Novalak is a great single-seater prospect


Born in France, raised in Switzerland, based in Britain and a world class karter, Clement Novalak may be able to add ?single-seater star? to his CV very soon.

His run to fifth in the TRS standings is the best ever for a car racing rookie, and his two victories meant he actually stood on the top of the podium more times than champion Shwartzman did.

Shwartzman, and the other three drivers that finished ahead of Novalak in the standings, ran with M2 Motorsport, while Novalak drove for Giles Motorsport.

He was therefore the team leader, with team-mate Reid Harker, the 2017 Toyota 86 Championship runner-up, lacking the pace to mix it with him at the front.

Key to Novalak?s success was his preparation, based around the services provided by Glen Gower and Gerard Gray.

Gower, who has spent four decades working as a mechanic and engineer, has been involved with Novalak for the past three years and assisted the 17-year-old’s transition to cars, while Gray is his personal trainer.

“I prepared with a lot of hard work both on and off the track,” Novalak told Formula Scout.

“I did some test days in both the Formula Renault and British F3 cars to get some on-track experience, but also used simulators to learn all the tracks in New Zealand.

My goal coming into TRS was to learn and gain as much racing experience to bring back to Europe, not considering the result too much.

“So all in all the results were a bonus. I didn’t expect to be on the pace as quickly as I was.”

The collaborative efforts of Novalak, Gower and Gray proved worthwhile, with two wins, one pole, three fastest laps and a new reputation as one of single-seater racing?s rising stars.

TRS is still in good health


Having usually been oversubscribed in recent years, the TRS took a big hit to grid numbers this year, with only 13 cars competing at four rounds and just 12 at the other.

It is perhaps no coincidence that this occurred in the first series to be run after?Barrie?and Louise Thomlinson stepped down as category managers.

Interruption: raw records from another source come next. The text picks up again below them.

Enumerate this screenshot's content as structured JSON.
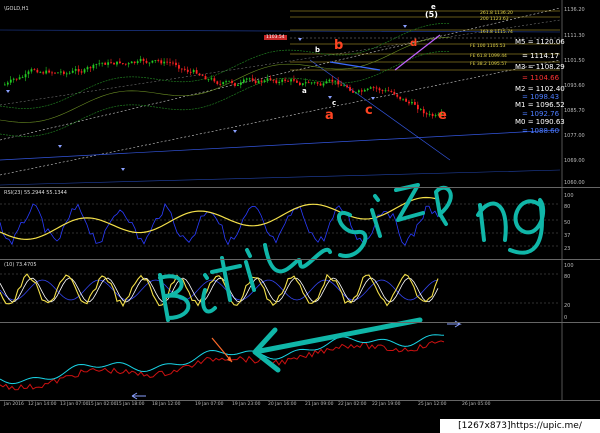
{
  "chart": {
    "symbol_header": "\\GOLD,H1",
    "rsi_header": "RSI(23) 55.2944 55.1344",
    "stoch_header": "(10) 73.4705",
    "bottom_header": ""
  },
  "price_scale": [
    "1136.20",
    "1111.30",
    "1101.50",
    "1093.60",
    "1085.70",
    "1077.00",
    "1069.00",
    "1060.00"
  ],
  "rsi_scale": [
    "100",
    "80",
    "50",
    "37",
    "23"
  ],
  "stoch_scale": [
    "100",
    "80",
    "20",
    "0"
  ],
  "levels": {
    "right_panel": [
      {
        "text": "M5 = 1120.06",
        "color": "#ffffff"
      },
      {
        "text": "= 1114.17",
        "color": "#ffffff"
      },
      {
        "text": "M3 = 1108.29",
        "color": "#ffffff"
      },
      {
        "text": "= 1104.66",
        "color": "#ff3333"
      },
      {
        "text": "M2 = 1102.40",
        "color": "#ffffff"
      },
      {
        "text": "= 1098.43",
        "color": "#4d7dff"
      },
      {
        "text": "M1 = 1096.52",
        "color": "#ffffff"
      },
      {
        "text": "= 1092.76",
        "color": "#4d7dff"
      },
      {
        "text": "M0 = 1090.63",
        "color": "#ffffff"
      },
      {
        "text": "= 1088.60",
        "color": "#4d7dff"
      }
    ],
    "fib_labels": [
      "261.8  1136.20",
      "200  1123.63",
      "161.8  1115.74",
      "FE 100  1105.53",
      "FE 61.8  1099.44",
      "FE 38.2  1095.57"
    ],
    "red_box": "1103.54"
  },
  "wave_labels": {
    "top": "(5)",
    "top_small": "e",
    "b": "b",
    "a": "a",
    "c": "c",
    "e": "e",
    "d": "d",
    "small_a": "a",
    "small_c": "c",
    "small_b": "b"
  },
  "handwriting": "Btl:m si3ng",
  "time_axis": [
    "Jan 2016",
    "12 Jan 14:00",
    "13 Jan 07:00",
    "15 Jan 02:00",
    "15 Jan 18:00",
    "18 Jan 12:00",
    "19 Jan 07:00",
    "19 Jan 23:00",
    "20 Jan 16:00",
    "21 Jan 09:00",
    "22 Jan 02:00",
    "22 Jan 19:00",
    "25 Jan 12:00",
    "26 Jan 05:00"
  ],
  "badge": "[1267x873]https://upic.me/",
  "colors": {
    "bull": "#22cc22",
    "bear": "#ff2222",
    "rsi": "#f4e04a",
    "hand": "#10b6a8"
  }
}
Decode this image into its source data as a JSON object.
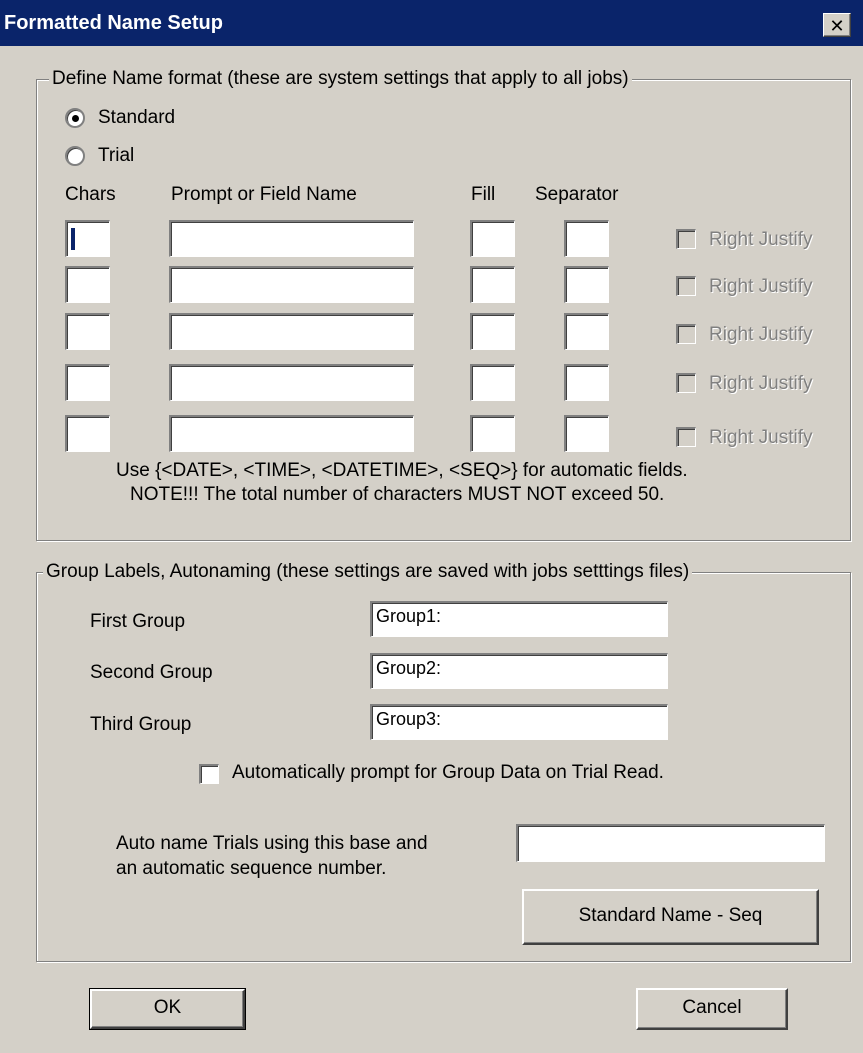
{
  "window": {
    "title": "Formatted Name Setup",
    "close_glyph": "✕"
  },
  "format_group": {
    "legend": "Define Name format (these are system settings that apply to all jobs)",
    "radios": [
      {
        "label": "Standard",
        "checked": true
      },
      {
        "label": "Trial",
        "checked": false
      }
    ],
    "headers": {
      "chars": "Chars",
      "prompt": "Prompt or Field Name",
      "fill": "Fill",
      "separator": "Separator"
    },
    "rows": [
      {
        "chars": "",
        "prompt": "",
        "fill": "",
        "separator": "",
        "right_justify": "Right Justify"
      },
      {
        "chars": "",
        "prompt": "",
        "fill": "",
        "separator": "",
        "right_justify": "Right Justify"
      },
      {
        "chars": "",
        "prompt": "",
        "fill": "",
        "separator": "",
        "right_justify": "Right Justify"
      },
      {
        "chars": "",
        "prompt": "",
        "fill": "",
        "separator": "",
        "right_justify": "Right Justify"
      },
      {
        "chars": "",
        "prompt": "",
        "fill": "",
        "separator": "",
        "right_justify": "Right Justify"
      }
    ],
    "note_line1": "Use {<DATE>, <TIME>, <DATETIME>, <SEQ>} for automatic fields.",
    "note_line2": "NOTE!!!   The total number of characters MUST NOT exceed 50."
  },
  "labels_group": {
    "legend": "Group Labels, Autonaming (these settings are saved with jobs setttings files)",
    "groups": [
      {
        "label": "First Group",
        "value": "Group1:"
      },
      {
        "label": "Second Group",
        "value": "Group2:"
      },
      {
        "label": "Third Group",
        "value": "Group3:"
      }
    ],
    "auto_prompt_label": "Automatically prompt for Group Data on Trial Read.",
    "auto_name_line1": "Auto name Trials using this base and",
    "auto_name_line2": "an automatic sequence number.",
    "auto_name_value": "",
    "standard_seq_button": "Standard Name - Seq"
  },
  "footer": {
    "ok_button": "OK",
    "cancel_button": "Cancel"
  },
  "colors": {
    "face": "#d4d0c8",
    "titlebar": "#0a246a",
    "disabled_text": "#808080"
  }
}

They had been key to making it a success internationally, with Barrie regularly travelling to Europe and North America during the regular season to get prospective drivers to sign up.

It was this side of things that suffered this year, with only eight overseas drivers ultimately making the trip, with the lack of demand in part enabling seven Kiwis to take part including local legend Kenny Smith’s Manfeild cameo.

There are caveats to this however. At least four international drivers – two of them having even been announced by the series – are believed to have withdrawn late on from agreements to race in the series for a variety of reasons. Without that, grid numbers could have sat at an entirely respectable 17.

It must also be said that while the quantity of drivers decreased, the quality did not. In previous years, the strength of the drivers in the second half of the grid has been debatable, but this time, every driver had pedigree.

Calvin Ming was NACAM Formula 4 champion and USF2000 frontrunner, Cameron Das a USF4 champion and winner in British F3, while Charles Milesi has shown promise in F4 and Formula Renault. Juan Manuel Correa, a winner in Italian F4, and British F3 runner-up James Pull both impressed.

Then, in Shwartzman, Verschoor and Armstrong, TRS had arguably its strongest set of title contenders since Alex Lynn and Lucas Auer took on Nick Cassidy in 2013 (coincidentally, just before they stepped up to European F3 with Prema).

That two Ferrari academy drivers made the journey to take part, and that Shwartzman ultimately won the title at the first attempt, can only be good for the series’ health. The same can be said for the fact that Novalak proved, contrary to previous evidence, that TRS can be a sensible place to make a car racing debut.

Then there’s the long-awaited arrival of live streaming which, in addition to making it easier for us to report on the action from the other side of the world, can only help drivers secure the backing to take part, particularly in the Americas and Asia.

While there is clearly some work for the new management team, including Frenchman Nico Caillol,?to do, don’t be surprised if the smaller grid this year was just a blip.

By Bethonie Waring, Josh Suttill, Elliot Wood and Peter Allen